Workers should double their pension contributions and hybrid drawdown/annuity products should be given safe harbour, according to a far-reaching review of retirement income carried out for the Labour Party.
The report – called the Independent Review of Retirement Income (IRRI) from the Pensions Institute – calls for the development of retirement income products that combine accessibility, inflation protection and longevity insurance and that manage risks for the millions of people set to retire into the pension freedoms environment without advice. The report says that without the development of such products retirees risk damaging outcomes.
The report seeks to reconcile the fundamental difference between the inertia approach of of auto- enrolment during accumulation and freedom and choice during decumulation.
The report suggests hybrid products that are well designed and that nudge retirees towards good decisions should be given safe harbour status. This would mean any adviser recommending such a product, having assessed its suitability for the customer, could not subsequently be sued for poor advice. The report criticises the Financial Conduct Authority for refusing to grant safe harbour status to any UK investments.
The report proposes a safe-harbour structure that would involve a simple decision tree with a limited set of pathways that would consider retirees’ assets, liabilities, health status, family circumstances, tax position, and risk appetite and capacity. The plan would be self-started following a guidance or advice surgery, and the plan member would have the right to opt out until the point at which the longevity insurance kicks in.
The report calls for a new national narrative about what pensions are for and the establishment of a permanent independent pensions, care and savings commission that reports to Parliament to ensure that there is cross-party consensus for all future pension reforms.
The report says the Government should adopt a national retirement savings target of 15 per cent of lifetime earnings, achieved through auto-escalation, to avoid future pensioner poverty.
Professor David Blake, Chair of the IRRI and director of the Pensions Institute at Cass Business School says: “A great deal of effort will now have to go into re-establishing what a good pension scheme is. This will need a commonly agreed national narrative. Without this, people’s aversion to annuitisation combined with their willingness to pay highly for both flexibility and guarantees could leave them worse off than if they purchased an annuity to begin with. This is a significant challenge. But it is one that is well worth the effort because, as the Pensions Minister, Ros Altmann, says, pensions are precious.”
Hymans Robertson partner Lee Hollingworth says: “I would agree with many of the report’s findings. While workers now have the freedom to invest, take or spend retirement savings without the requirement to annuitise, the downside is that less pension savvy retirees are now exposed to risks they simply have no understanding of and are at risk of being exploited by unscrupulous “advisers”.
“Unfortunately, greater levels of choice also bring an increased potential for employees to make poor decisions. If poor decisions are made, this increases the chances that some may not be able to afford to retire at the age they might have previously expected.
“What workers need most is a clear path to access appropriate advice and retirement products.

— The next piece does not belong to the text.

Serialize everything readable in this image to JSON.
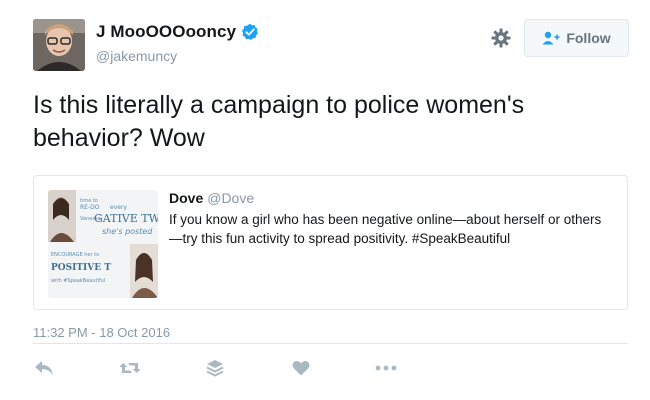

Employers are best placed to deliver this both at the point of retirement and the period leading up to this critical decision.”
Key elements of the IRRI’s new ‘national narrative’
- The primary purpose of a pension scheme is to provide an income in retirement for however long the scheme member lives – that is, it will not run out of money before the member dies.
- A pension scheme needs to offer accessibility, inflation protection (either directly or via investment performance) and longevity insurance.
- A pension scheme needs to provide value for money with the benefits clearly and transparently exceeding the costs.
- Individuals should not be expected to manage the risks involved in the generation of retirement income from pension savings themselves.
- Middle Britain – with pension assets between £30,000 and £100,000 – should be recommended to use a retirement income plan that involves a simple decision tree with a limited set of pathways.
- The retirement income plan would be self-started following a guidance or advice surgery.
- The plan member would choose from a set of safe harbour products approved by the regulator. The purpose of the decision tree is to identify the products that are most suitable for meeting the plan member’s needs. The aim is to achieve a simple solution that is appropriate (i.e., ‘good enough’) for those who do not wish to make any financial decisions themselves.
- The safe harbour products would include annuities, drawdown products and longevity insurance that meet minimum design standards in terms of efficacy and deliver clear value for money.
- The plan member would have flexible access to the pension pot until the point that longevity insurance kicks in.
- A national narrative requires the integration of the accumulation and decumulation phases. An essential part of this narrative is ‘an adequate pension needs adequate contributions’. To have an adequate pension in retirement, Middle Britain, needs to understand that – together with the employer – it has to save 15% of its lifetime earnings in a pension scheme.
- A parallel narrative is required to address the needs of the millions of private-sector workers who are self-employed or whose contracts of employment exclude them from auto-enrolment